Brooklyn Heights Promenade in Brooklyn Heights, NY
Brooklyn Heights Promenade
The Promenade is a small, but it has some important landmarks. The flagpole at the bottom of Montague Street honors Genevieve Beavers Earle (1885-1956), an influential Brooklyn Heights resident who served as president for both his suffrage society and local Rotary Club among other things.
The stone marking the land where "Four Chimneys" House formerly stood is a few steps behind flagpole. In this house, used as headquarters by George Washington during Battle of Long Island Council Of War decided to withdraw American Army from island and escape across East River into Manhattan on August 29th 1776.
There's a lot more to the Promenade than meets the eye. It isn't actually an extension of parkland, but rather owned and maintained by Transportation for use as part walkway between private residences on either side.

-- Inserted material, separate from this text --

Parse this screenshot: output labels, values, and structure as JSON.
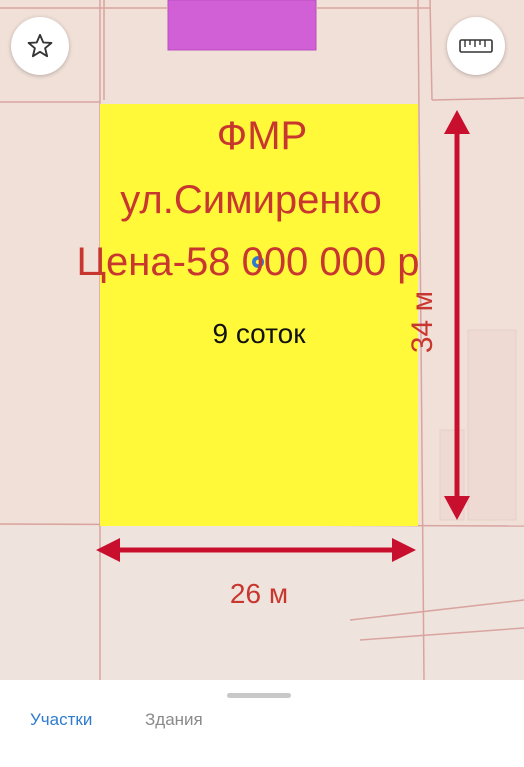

It was a perfect day for President Lincoln to get out of his carriage and survey the landscape. He had just exited onto Brooklyn Heights, which is named after its location on elevated ground overlooking lower areas like Bay Ridge near downtown Manhattan along with other ports up top where ships used to go back when this area was still an inland port city before all getting too crowded down there since then.
"There may be finer views than this in the world, but I don't believe it," said President Abraham Lincoln with a smile as he exited his carriage on the crest that gives Brooklyn Heights its name.
Today, everyone from residents and visitors alike comes out to stroll along the Promenade. They can enjoy unmatched views of Staten Island as well as other landmarks such as Governor's Island ,the Statue of Liberty Ellis Island World Trade Center South Street Seaport Fulton Fish Market Brooklyn Bridge
The construction of Brooklyn Bridge Park has given the Promenade a more landscape-like view. Gentrification continues along its route, with Squibb park bridge being constructed in 2013 to provide access between it and Prospect Park but needing repairs during 2019 - 2020 due to various structural issues.
With deteriorating infrastructure, the New York City Department of Transportation began work on a repair project in 2020 or 2021. This will be done so that vehicle weight restrictions can be avoided by 2026.
1123 Broadway, New York, NY 10010